Microsoft_Press_ebook_Introducing_Windows_Server_2012_R2_PDF.pdf

Microsofts vision for storage as you can see from the

This preview shows page 41 - 42 out of 242 pages.

Microsoft’s vision for storage As you can see from the previous section, Windows Server 2012 introduced a lot of new storage features and capabilities to the Windows Server platform. Together with System Center 2012 SP1, Windows Server 2012 provided organizations with a cost-effective solution for building and deploying private clouds using file-based storage access composed of low-cost commodity storage accessed over a standard Ethernet network. Although the R2 release of Windows Server 2012 adds a number of incremental improvements to both file- and block-based storage and to how storage is managed on the Windows Server platform, it also represents something more. Microsoft’s vision and goals with respect to storage for this new release are threefold: To greatly reduce the capital and operational storage and available costs for organizations deploying Infrastructure-as-a-Service (IaaS) services for private clouds, hosted clouds, and cloud service providers. To disaggregate compute and storage resources so they can be independently managed and scaled at each layer of cloud infrastructure. To allow enterprises to build software-defined storage solutions using inexpensive, industry-standard servers, networks, and shared JBOD storage. With this focus in mind, the incremental improvements to storage capabilities in Windows Server 2012 R2 are designed to specifically target the above three goals. Building the solution using Windows Server 2012 R2 To understand how Windows Server 2012 R2 can be used to implement the above vision for cloud computing, let’s look at an example. Figure 3-1 shows the compute, networking, and storage components of a simple private cloud solution built using the Windows Server platform. You can think of this solution as having four layers as follows: Compute layer At the top are several Hyper-V hosts joined together in a failover cluster. These hosts use commodity server hardware to provide cost-efficient scale-out capabilities. For example, if the solution needs more processing power to run more workloads running in virtual machines, you can add another commodity server to the Hyper-V cluster.
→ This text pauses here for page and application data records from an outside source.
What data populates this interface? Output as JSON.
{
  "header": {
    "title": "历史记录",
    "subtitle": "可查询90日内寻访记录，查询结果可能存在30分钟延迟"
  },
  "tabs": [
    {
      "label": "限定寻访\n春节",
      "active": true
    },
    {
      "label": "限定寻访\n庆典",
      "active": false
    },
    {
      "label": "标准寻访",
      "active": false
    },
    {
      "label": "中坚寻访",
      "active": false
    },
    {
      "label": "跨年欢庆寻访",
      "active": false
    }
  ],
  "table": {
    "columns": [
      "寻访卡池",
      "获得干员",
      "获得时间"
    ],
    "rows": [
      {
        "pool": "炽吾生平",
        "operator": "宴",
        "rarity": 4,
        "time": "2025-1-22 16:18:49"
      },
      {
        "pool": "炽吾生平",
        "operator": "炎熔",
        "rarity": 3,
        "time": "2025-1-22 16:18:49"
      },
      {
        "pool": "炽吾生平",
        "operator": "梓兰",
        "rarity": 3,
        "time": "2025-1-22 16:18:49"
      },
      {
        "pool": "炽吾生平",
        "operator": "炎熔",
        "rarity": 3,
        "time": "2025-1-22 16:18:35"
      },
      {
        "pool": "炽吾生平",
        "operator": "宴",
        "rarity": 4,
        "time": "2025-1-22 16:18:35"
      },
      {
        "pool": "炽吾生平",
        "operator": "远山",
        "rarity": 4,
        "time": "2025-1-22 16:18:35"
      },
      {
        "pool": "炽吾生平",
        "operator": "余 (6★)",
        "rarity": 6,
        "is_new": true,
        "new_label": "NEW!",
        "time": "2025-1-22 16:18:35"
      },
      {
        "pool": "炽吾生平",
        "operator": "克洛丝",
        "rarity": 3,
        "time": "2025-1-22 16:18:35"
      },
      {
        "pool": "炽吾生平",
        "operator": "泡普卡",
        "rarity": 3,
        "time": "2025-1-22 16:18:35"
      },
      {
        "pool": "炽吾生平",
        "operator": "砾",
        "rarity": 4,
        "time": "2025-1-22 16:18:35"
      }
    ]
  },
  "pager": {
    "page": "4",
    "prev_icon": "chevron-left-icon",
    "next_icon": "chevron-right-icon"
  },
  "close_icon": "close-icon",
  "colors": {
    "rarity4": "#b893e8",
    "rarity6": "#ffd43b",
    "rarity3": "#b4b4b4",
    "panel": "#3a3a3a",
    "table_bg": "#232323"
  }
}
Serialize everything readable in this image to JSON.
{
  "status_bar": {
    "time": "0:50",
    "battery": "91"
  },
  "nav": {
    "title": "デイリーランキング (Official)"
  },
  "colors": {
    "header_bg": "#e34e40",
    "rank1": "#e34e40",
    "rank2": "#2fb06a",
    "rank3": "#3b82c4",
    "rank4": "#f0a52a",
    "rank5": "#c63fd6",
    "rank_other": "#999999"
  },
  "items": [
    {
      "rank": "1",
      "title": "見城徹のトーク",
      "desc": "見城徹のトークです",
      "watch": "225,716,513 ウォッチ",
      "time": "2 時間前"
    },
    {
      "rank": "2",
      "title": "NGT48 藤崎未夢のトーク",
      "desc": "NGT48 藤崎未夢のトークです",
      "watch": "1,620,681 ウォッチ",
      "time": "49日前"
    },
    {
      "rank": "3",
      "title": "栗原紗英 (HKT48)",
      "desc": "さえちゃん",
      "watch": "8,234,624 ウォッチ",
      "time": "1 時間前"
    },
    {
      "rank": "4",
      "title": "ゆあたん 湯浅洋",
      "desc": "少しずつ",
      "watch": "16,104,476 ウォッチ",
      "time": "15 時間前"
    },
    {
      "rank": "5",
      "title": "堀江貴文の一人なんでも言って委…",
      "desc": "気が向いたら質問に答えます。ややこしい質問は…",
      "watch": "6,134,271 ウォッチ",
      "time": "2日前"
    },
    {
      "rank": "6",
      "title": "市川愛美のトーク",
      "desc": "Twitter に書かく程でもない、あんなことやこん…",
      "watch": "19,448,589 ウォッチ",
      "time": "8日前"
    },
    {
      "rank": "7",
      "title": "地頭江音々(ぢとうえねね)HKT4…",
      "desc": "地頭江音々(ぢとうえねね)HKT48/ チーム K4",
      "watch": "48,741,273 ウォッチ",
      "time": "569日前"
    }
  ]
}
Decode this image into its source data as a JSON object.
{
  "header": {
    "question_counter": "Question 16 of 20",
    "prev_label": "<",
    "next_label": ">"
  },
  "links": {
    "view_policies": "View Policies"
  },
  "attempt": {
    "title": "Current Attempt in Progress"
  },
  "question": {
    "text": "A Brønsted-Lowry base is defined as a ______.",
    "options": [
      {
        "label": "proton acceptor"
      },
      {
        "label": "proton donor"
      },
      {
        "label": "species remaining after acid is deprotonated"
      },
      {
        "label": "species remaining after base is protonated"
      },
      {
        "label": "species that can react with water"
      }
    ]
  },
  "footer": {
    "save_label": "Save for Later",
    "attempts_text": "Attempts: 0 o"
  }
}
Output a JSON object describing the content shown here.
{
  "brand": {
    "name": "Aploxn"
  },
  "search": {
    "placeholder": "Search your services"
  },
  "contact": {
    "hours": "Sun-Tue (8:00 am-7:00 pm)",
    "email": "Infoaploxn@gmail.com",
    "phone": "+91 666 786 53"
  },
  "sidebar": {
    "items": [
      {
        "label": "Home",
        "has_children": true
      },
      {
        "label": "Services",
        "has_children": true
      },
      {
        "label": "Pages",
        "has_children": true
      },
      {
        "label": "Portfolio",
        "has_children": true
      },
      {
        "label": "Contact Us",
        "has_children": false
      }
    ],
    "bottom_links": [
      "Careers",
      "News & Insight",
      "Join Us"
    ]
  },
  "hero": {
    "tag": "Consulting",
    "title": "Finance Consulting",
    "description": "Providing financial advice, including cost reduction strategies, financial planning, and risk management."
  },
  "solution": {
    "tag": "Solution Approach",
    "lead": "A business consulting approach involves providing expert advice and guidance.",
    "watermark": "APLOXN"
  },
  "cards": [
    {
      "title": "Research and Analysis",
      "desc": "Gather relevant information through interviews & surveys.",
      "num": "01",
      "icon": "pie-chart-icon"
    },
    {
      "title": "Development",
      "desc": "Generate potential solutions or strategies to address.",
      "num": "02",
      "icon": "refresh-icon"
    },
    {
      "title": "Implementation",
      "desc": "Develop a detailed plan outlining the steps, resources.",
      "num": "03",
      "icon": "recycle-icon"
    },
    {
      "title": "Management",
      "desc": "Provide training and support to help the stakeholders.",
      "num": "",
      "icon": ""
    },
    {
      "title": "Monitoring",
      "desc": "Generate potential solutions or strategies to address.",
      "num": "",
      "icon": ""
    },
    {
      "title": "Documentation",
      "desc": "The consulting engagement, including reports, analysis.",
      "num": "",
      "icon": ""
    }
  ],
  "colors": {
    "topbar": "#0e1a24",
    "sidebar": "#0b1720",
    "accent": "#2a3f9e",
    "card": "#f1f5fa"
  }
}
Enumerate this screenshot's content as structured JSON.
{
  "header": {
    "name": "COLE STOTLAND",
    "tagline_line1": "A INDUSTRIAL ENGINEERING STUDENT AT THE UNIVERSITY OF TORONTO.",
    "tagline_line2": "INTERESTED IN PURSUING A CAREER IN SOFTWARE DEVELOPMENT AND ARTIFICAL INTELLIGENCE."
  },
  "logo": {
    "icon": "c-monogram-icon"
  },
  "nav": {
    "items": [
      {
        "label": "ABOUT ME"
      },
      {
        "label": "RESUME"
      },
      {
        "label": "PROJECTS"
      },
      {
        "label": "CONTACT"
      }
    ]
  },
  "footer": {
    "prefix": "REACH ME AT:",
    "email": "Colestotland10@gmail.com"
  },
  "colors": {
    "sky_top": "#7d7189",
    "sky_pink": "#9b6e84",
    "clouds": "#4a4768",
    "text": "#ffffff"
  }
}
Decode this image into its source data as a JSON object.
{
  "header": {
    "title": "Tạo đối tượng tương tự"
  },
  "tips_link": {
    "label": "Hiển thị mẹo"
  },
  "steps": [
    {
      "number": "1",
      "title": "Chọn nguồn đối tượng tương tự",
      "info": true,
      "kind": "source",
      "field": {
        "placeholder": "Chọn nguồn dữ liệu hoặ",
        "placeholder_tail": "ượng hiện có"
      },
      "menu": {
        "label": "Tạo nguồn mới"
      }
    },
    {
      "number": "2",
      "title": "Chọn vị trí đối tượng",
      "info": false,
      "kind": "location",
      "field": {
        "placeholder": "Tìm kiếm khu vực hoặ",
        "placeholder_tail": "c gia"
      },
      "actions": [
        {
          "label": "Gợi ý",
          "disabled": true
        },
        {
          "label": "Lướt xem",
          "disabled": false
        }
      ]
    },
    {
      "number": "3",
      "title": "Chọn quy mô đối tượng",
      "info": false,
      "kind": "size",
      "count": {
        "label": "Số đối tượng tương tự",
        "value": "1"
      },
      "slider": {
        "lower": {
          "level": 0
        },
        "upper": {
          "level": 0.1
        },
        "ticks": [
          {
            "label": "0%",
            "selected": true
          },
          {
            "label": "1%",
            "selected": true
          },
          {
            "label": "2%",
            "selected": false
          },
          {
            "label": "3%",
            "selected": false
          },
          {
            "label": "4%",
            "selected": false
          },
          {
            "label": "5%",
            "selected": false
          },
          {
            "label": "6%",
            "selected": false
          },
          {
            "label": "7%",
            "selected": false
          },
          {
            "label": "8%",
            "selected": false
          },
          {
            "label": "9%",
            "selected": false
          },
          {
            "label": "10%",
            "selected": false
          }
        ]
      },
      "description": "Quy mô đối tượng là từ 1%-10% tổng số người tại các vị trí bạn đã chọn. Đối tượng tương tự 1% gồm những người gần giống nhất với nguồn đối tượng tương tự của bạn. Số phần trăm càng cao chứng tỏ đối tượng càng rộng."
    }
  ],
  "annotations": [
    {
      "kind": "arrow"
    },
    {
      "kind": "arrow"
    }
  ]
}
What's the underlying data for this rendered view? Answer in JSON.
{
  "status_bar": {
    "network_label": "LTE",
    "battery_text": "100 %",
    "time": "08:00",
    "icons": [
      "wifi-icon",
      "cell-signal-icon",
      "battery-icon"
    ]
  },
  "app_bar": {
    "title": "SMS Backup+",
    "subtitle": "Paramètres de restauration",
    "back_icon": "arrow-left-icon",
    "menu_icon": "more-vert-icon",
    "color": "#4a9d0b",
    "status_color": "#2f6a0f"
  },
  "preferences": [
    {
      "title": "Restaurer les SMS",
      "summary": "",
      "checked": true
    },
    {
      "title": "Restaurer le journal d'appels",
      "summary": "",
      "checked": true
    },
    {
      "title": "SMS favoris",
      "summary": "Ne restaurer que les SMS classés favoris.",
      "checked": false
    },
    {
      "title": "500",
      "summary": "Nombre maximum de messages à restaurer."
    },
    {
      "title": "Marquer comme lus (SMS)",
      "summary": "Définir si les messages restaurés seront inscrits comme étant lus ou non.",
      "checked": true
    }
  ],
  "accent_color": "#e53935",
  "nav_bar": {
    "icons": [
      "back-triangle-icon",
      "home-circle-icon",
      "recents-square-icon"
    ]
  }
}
Utilizing the scale-out approach like this is often a more cost-effective solution for organizations than using a scale-up solution that involves only two expensive high-end host machines, where you need to add another processor to each host if you want to run more workloads.
Image of page 41

Subscribe to view the full document.

30 CHAPTER 3 Storage Network layer A low-cost industry-standard Ethernet network is used to connect the Hyper-V cluster that provides compute resources for the solution with the Scale-out File Servers (SoFS) that provide virtualized storage resources for the cloud. This kind of approach can be a lot more cost-effective for many organizations than utilizing a proprietary SAN for their storage layer. That’s because you don’t need to install expensive host bus adapters (HBAs) in the Hyper-V hosts to enable them to connect to storage volumes (logical unit numbers, or LUNs) provisioned on the SAN.
Image of page 42
You've reached the end of this preview.
  • Spring '16

{[ snackBarMessage ]}

What students are saying

  • Left Quote Icon

    As a current student on this bumpy collegiate pathway, I stumbled upon Course Hero, where I can find study resources for nearly all my courses, get online help from tutors 24/7, and even share my old projects, papers, and lecture notes with other students.

    Student Picture

    Kiran Temple University Fox School of Business ‘17, Course Hero Intern

  • Left Quote Icon

    I cannot even describe how much Course Hero helped me this summer. It’s truly become something I can always rely on and help me. In the end, I was not only able to survive summer classes, but I was able to thrive thanks to Course Hero.

    Student Picture

    Dana University of Pennsylvania ‘17, Course Hero Intern

  • Left Quote Icon

    The ability to access any university’s resources through Course Hero proved invaluable in my case. I was behind on Tulane coursework and actually used UCLA’s materials to help me move forward and get everything together on time.

    Student Picture

    Jill Tulane University ‘16, Course Hero Intern